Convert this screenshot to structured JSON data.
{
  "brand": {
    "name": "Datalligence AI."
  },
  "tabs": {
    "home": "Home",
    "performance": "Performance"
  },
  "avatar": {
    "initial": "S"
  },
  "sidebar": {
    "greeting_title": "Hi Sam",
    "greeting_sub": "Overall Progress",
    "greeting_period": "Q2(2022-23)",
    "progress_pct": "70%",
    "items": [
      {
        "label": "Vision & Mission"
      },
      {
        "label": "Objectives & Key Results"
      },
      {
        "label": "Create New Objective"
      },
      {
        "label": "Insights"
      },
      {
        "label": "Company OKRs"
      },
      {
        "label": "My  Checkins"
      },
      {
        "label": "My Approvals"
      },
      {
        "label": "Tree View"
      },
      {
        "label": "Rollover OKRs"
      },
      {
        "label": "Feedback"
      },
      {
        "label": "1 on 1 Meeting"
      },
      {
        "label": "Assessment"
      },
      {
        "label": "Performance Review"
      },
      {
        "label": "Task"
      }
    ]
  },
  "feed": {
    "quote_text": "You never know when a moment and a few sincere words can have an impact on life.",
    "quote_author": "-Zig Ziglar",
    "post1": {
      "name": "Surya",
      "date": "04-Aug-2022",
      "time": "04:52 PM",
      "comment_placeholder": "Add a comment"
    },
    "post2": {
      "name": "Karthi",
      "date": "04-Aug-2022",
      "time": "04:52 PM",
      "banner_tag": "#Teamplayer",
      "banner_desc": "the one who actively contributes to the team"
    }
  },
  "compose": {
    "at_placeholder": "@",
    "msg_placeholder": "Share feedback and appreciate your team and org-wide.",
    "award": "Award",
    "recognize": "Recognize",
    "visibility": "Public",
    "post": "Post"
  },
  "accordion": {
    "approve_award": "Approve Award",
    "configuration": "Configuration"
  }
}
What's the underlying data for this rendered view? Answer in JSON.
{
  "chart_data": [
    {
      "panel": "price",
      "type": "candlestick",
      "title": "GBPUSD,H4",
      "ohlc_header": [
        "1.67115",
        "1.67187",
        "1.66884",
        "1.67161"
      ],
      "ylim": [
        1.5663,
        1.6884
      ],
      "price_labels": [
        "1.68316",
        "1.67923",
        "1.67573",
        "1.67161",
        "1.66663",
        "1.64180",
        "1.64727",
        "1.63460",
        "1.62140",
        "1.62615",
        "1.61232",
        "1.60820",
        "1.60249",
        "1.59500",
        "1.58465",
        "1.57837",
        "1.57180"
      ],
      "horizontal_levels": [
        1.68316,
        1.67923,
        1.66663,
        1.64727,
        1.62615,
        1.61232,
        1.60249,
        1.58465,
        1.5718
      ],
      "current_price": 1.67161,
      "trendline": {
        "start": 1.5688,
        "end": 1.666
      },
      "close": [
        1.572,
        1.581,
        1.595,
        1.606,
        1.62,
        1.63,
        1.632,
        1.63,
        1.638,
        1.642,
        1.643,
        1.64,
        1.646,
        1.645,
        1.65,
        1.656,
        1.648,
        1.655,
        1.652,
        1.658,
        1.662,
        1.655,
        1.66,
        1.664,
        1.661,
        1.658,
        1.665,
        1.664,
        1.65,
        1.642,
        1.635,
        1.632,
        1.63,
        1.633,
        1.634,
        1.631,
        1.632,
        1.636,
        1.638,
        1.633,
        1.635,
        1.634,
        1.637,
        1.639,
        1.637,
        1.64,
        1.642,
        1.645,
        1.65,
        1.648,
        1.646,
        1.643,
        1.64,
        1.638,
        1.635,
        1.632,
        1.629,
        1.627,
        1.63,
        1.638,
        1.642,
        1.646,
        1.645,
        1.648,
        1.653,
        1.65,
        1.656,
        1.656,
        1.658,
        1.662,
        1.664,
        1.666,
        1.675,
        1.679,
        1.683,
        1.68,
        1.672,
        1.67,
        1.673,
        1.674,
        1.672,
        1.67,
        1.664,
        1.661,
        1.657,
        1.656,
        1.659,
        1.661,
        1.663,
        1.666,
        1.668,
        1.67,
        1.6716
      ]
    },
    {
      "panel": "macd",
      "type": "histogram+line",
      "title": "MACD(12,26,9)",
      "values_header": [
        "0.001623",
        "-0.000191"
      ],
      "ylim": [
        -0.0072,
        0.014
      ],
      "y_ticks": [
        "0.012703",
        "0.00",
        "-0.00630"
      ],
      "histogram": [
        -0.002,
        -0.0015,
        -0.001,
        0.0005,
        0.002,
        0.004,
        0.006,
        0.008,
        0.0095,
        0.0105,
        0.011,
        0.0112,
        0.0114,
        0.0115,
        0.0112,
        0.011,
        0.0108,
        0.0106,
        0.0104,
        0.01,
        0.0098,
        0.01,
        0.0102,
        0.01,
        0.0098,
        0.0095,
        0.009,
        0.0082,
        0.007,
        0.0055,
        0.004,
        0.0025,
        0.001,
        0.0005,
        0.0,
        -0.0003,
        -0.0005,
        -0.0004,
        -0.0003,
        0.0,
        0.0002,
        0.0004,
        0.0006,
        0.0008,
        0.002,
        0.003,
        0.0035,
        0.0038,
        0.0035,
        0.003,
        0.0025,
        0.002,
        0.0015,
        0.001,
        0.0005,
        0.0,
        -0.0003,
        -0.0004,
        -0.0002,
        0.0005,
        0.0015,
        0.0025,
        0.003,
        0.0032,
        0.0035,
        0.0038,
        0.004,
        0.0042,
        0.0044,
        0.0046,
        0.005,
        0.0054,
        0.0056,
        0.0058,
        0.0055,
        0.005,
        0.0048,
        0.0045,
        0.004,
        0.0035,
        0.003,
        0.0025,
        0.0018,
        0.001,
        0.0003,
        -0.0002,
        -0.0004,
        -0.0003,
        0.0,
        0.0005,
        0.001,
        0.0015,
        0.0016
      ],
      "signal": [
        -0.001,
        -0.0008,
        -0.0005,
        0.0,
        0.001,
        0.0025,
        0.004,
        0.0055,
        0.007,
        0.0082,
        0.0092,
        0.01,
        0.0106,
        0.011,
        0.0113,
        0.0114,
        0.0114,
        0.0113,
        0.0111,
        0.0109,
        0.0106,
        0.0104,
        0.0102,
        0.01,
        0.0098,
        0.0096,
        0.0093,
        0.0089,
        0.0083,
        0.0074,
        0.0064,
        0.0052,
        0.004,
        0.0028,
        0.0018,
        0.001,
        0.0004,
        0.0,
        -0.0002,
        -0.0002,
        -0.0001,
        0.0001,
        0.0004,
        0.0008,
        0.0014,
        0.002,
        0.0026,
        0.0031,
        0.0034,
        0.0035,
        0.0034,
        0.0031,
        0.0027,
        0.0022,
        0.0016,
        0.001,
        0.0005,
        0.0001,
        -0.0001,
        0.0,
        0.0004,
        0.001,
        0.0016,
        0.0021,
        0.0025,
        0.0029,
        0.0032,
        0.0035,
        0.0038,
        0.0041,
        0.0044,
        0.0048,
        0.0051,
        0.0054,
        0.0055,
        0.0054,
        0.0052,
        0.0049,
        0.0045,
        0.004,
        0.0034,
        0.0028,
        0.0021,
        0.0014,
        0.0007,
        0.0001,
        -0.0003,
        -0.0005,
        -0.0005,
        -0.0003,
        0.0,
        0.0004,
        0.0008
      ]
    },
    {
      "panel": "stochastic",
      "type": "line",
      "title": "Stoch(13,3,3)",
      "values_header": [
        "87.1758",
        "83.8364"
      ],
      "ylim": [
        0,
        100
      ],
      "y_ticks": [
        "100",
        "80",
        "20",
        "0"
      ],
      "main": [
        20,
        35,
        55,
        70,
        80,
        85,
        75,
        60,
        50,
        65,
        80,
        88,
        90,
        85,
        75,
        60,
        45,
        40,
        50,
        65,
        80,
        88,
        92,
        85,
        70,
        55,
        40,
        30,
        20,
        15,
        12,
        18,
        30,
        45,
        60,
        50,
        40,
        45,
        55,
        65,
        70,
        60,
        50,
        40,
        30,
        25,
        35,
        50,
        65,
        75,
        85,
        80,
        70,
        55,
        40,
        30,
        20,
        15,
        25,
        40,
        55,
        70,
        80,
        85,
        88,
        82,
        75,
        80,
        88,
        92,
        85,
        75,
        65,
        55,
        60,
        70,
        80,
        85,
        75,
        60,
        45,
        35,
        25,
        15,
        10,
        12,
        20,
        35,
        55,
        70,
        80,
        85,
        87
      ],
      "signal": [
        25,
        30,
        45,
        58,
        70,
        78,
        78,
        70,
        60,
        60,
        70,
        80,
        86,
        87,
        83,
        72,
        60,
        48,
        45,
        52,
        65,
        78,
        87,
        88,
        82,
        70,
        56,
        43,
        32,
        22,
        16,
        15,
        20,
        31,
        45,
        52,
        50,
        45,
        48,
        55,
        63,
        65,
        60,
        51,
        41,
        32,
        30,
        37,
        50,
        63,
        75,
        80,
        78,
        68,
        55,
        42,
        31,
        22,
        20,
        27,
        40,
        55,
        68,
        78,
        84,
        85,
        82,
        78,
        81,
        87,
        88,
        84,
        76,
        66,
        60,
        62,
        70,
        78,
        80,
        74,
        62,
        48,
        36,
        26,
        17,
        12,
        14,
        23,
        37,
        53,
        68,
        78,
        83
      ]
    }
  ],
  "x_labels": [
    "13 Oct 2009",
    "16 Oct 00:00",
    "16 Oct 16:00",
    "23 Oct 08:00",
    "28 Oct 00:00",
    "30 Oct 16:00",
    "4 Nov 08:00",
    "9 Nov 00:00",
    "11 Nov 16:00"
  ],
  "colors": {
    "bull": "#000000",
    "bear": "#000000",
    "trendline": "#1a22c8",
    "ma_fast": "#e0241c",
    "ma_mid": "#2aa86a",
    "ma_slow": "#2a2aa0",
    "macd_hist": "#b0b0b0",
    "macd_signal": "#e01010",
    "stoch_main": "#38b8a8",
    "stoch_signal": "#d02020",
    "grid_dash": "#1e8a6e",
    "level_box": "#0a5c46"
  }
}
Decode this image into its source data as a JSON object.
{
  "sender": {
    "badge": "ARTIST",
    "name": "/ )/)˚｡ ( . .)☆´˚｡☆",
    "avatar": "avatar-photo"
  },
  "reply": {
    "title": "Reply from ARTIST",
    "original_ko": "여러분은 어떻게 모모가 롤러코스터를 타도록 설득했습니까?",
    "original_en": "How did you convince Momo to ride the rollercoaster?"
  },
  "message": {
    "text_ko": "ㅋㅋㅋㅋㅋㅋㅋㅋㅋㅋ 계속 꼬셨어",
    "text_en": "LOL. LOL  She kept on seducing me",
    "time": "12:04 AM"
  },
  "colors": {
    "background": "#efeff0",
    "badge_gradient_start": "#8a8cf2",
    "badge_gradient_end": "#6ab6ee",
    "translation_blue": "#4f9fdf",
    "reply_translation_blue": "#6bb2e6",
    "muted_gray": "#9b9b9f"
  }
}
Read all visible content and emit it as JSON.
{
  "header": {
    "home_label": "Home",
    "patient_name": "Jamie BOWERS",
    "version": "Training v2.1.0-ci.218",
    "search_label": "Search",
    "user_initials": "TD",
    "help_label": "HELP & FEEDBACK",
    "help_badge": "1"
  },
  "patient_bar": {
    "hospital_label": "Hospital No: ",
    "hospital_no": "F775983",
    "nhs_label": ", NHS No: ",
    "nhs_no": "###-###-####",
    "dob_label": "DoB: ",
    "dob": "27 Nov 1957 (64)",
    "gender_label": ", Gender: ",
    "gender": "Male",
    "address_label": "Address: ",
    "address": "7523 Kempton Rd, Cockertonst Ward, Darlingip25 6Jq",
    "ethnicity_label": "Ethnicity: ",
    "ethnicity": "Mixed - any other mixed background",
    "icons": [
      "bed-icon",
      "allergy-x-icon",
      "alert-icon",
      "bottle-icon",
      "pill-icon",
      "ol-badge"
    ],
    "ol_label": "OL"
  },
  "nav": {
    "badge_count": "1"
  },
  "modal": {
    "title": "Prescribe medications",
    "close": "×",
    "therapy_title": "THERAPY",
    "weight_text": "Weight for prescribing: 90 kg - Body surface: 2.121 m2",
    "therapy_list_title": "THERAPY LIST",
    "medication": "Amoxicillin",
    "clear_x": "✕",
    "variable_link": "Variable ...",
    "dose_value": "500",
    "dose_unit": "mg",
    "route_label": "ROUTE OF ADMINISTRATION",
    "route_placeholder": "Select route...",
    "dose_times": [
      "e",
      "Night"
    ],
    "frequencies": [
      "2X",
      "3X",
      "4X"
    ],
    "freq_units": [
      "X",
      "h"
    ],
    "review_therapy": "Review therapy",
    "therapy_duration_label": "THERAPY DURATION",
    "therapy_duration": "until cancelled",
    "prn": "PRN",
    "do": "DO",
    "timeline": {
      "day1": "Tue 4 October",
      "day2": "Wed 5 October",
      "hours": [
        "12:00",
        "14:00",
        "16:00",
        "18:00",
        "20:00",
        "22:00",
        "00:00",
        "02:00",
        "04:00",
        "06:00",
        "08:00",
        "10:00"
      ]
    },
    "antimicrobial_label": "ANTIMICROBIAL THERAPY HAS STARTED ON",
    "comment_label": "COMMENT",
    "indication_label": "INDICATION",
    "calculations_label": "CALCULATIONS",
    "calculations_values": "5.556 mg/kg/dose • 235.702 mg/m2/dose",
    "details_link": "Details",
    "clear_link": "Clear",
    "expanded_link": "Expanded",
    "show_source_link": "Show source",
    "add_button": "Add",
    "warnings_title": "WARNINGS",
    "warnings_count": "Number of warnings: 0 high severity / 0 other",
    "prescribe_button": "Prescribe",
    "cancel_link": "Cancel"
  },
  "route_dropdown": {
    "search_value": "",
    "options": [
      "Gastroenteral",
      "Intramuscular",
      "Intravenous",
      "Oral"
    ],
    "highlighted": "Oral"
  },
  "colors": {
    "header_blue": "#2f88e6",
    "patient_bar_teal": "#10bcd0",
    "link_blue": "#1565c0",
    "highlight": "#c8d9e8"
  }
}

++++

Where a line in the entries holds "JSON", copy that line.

Convert this screenshot to structured JSON data.
What's the underlying data for this rendered view? Answer in JSON.
Decode this image into its source data as a JSON object.
Read all visible content and emit it as JSON.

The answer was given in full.